What you need to do: For every line in the records below that holds "filterTweets", make a copy.

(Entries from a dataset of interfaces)
◆ ◆ ◆ ◆

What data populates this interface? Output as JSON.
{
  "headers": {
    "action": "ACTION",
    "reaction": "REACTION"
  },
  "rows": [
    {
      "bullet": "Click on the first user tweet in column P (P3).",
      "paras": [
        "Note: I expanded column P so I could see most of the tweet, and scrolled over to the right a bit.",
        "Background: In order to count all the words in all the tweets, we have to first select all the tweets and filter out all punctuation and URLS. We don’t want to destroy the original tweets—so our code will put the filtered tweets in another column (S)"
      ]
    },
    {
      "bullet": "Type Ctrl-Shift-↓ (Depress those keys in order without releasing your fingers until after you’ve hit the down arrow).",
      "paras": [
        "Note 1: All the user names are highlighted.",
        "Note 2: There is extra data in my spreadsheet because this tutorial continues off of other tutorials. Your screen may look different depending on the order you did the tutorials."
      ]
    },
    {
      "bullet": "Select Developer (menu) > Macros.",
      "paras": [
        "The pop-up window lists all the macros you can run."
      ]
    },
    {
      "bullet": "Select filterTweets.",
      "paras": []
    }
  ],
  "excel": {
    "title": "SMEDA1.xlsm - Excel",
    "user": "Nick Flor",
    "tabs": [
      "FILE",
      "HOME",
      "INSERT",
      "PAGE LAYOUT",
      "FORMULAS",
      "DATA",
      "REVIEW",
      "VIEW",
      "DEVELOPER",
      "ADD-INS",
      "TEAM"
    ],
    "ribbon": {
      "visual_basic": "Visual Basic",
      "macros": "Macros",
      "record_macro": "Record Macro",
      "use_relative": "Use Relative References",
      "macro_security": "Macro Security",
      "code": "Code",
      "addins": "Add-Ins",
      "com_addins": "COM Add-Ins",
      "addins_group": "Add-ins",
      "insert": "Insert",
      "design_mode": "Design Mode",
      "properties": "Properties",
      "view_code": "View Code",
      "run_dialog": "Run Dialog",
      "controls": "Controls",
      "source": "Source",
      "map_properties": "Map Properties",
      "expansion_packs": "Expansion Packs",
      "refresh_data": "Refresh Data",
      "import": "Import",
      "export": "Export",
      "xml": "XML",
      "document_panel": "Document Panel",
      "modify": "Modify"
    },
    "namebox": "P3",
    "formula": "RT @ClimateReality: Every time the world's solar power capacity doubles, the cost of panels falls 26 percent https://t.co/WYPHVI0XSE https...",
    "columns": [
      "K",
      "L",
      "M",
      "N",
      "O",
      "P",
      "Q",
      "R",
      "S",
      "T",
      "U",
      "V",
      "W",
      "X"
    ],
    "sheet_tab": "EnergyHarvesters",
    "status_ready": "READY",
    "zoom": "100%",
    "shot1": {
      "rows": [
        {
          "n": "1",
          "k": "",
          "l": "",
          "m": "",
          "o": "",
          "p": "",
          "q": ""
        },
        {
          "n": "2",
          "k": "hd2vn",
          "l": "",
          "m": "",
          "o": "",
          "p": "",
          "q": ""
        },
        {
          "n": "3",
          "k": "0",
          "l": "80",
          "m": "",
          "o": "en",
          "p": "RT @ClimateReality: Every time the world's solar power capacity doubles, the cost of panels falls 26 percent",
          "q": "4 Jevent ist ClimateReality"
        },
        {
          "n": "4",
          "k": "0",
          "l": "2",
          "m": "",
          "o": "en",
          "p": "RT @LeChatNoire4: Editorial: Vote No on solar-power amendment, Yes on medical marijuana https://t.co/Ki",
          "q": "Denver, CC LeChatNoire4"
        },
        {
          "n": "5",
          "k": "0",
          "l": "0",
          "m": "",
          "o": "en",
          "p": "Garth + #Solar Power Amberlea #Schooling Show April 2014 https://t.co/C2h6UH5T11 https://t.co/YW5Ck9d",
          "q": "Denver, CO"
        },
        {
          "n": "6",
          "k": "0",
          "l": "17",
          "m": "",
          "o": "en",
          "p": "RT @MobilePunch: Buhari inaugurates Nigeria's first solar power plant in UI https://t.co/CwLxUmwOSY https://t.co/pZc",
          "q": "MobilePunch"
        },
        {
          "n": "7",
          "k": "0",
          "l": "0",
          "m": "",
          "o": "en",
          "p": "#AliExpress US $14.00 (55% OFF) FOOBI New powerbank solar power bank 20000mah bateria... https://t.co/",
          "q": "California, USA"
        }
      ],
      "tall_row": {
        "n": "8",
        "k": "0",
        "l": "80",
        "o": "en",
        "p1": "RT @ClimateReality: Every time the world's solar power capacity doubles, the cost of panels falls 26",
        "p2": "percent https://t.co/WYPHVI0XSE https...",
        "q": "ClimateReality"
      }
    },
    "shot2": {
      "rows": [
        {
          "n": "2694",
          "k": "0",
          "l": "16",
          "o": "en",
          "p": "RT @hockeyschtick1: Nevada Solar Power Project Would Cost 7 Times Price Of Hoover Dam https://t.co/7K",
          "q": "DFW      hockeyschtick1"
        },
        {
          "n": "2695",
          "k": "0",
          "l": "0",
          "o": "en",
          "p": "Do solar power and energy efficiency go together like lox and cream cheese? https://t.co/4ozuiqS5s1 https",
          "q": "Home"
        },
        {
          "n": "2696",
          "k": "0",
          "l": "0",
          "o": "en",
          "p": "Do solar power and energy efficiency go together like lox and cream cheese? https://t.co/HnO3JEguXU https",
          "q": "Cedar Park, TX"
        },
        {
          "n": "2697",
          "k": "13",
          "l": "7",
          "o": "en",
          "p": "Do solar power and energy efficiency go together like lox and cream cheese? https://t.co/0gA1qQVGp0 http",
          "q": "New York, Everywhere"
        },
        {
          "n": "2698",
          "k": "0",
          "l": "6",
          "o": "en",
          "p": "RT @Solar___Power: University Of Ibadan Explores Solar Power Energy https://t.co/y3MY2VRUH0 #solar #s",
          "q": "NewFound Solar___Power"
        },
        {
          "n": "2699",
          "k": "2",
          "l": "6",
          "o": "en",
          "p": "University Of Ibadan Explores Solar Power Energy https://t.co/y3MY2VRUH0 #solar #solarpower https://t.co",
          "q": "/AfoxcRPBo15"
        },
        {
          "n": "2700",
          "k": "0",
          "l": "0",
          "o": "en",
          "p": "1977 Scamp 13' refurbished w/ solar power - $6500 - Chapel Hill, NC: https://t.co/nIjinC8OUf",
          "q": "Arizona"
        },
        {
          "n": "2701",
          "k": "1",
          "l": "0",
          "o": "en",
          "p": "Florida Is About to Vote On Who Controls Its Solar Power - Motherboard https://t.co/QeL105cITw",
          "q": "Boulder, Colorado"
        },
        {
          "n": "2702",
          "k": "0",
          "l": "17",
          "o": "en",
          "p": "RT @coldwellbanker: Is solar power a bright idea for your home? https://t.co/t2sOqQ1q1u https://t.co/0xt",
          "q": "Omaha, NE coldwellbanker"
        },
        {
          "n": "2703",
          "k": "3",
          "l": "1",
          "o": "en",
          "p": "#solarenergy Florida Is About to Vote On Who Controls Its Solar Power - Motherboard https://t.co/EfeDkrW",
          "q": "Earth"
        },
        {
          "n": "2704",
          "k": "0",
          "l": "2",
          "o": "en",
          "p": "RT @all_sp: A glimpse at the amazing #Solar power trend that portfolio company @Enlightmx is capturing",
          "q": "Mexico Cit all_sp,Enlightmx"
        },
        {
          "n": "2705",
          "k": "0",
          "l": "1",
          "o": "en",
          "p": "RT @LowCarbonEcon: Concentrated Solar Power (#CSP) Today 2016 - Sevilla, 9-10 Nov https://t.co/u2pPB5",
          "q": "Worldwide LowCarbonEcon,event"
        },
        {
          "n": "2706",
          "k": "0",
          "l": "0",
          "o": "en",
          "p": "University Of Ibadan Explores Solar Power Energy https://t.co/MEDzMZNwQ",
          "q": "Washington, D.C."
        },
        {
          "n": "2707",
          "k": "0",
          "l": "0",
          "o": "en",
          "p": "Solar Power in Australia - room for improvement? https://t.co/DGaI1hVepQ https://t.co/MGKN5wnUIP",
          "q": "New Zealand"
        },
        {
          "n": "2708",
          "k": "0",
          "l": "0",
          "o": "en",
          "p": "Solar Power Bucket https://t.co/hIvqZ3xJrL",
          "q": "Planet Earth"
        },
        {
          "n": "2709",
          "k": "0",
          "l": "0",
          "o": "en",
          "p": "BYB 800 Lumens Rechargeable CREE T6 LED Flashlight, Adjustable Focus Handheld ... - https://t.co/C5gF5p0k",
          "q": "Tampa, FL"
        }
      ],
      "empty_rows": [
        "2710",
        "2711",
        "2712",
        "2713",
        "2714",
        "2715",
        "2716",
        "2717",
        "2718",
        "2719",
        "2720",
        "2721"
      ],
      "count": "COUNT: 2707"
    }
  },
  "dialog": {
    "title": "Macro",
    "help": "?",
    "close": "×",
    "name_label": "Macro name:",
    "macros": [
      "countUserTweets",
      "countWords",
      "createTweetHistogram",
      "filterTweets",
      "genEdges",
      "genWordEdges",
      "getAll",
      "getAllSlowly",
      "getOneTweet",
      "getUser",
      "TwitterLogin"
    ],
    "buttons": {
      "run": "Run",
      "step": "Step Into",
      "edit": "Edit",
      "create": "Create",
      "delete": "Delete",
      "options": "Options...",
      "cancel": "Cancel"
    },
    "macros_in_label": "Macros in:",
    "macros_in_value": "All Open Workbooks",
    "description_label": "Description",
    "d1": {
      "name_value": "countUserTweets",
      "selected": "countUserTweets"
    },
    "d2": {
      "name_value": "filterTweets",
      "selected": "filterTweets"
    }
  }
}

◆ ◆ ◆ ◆

Solution:
      "bullet": "Select filterTweets.",
      "filterTweets",
      "name_value": "filterTweets",
      "selected": "filterTweets"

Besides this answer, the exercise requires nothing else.